The Aurora Australis, or the Southern Lights, is one of nature’s most impressive displays. Because these lights are can only be seen over the southern polar region, it can be difficult to find a good location to see this remarkable spectacle. The Antarctic region is surrounded by vast expanses of ocean with little landform. The best time for viewing is in the winter months, so head south from May through to September. The long hours of darkness in the winter months increases your chance of sighting these spectacular lights.
Stewart Island, New Zealand
Located off the southern tip of the South Island of New Zealand, great viewing can be seen from Rakiura National Park, which actually means ‘land of the glowing skies’ in the Maori language. There is a wide choice of accommodation and the winter months are best for viewing.
A cruise ship
Some companies offer cruises just to see the Aurora Australis. Bear in mind, this will be during the winter months, when the skies are clear and the periods of darkness are longer. Winter cruising can be inhospitable with howling winds pounding the ship, but it is also a great way to get a little closer to these elusive lights.
Located closer to Antarctica than Stewart Island or Tasmania, this is a spot where you may get to see the southern lights. Being at the southern tip of Argentina, it is easy to get there and stay there. Provided the weather is right, during winter there is 17 hours of darkness, which makes it favourable for viewing.

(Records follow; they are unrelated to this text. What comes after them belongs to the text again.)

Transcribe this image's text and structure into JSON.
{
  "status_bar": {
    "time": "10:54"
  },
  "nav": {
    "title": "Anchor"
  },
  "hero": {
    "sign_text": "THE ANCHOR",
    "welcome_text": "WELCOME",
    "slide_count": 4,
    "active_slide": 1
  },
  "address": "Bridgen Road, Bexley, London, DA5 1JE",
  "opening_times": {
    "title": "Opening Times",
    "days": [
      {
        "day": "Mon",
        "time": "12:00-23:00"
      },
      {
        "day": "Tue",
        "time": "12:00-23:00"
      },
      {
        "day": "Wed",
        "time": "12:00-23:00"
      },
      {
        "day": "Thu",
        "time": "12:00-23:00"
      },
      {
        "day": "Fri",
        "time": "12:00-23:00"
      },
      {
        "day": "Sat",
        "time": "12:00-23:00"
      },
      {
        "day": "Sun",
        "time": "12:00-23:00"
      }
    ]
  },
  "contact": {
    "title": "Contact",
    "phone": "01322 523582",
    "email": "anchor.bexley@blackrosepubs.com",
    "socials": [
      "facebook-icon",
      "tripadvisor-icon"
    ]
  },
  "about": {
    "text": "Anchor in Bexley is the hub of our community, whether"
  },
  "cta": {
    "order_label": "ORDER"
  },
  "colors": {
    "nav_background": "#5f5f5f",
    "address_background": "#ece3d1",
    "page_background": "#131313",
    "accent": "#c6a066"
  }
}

The Falkland Islands
Situated 400 miles off the coast of South America, this is a region of immense beauty. It is also well known for its wildlife colonies. This is great place to see the Aurora Australis and in 2010 Falkland engineers installed a monitoring system to record the activity of the Aurora. Best times for viewing are April to August.
The best spot to view the lights would be on an Antarctic ice floe, but this is actually quite unrealistic. On Antarctica the lights are most active and most visible. However, with temperatures well below minus, dangerous icebergs and ferocious winds, the winter months can be treacherous. There are ways of getting there, and you can be assured that the light show will be fantastic, but this is a journey for the true explorer only. You could try to grab a spot at one of the research stations.
When making your travel arrangements, remember that the Aurora Australis runs on a cycle. Check out the Aurora forecasts, where you may be able to get some idea of the activity of the Aurora. Even if you are not a nature enthusiast, chasing the Aurora and seeing this wonderful display for yourself, will leave you in awe. When magnetism and atmosphere clash at the lowest and highest latitudes on the planet, the sky is transformed into a fusion of red, pink, green and sometimes purple. Not many people get this opportunity, so why not contact www.flightcentre.com.au who can arrange travel requirements specifically suited to seeing the Aurora Australis.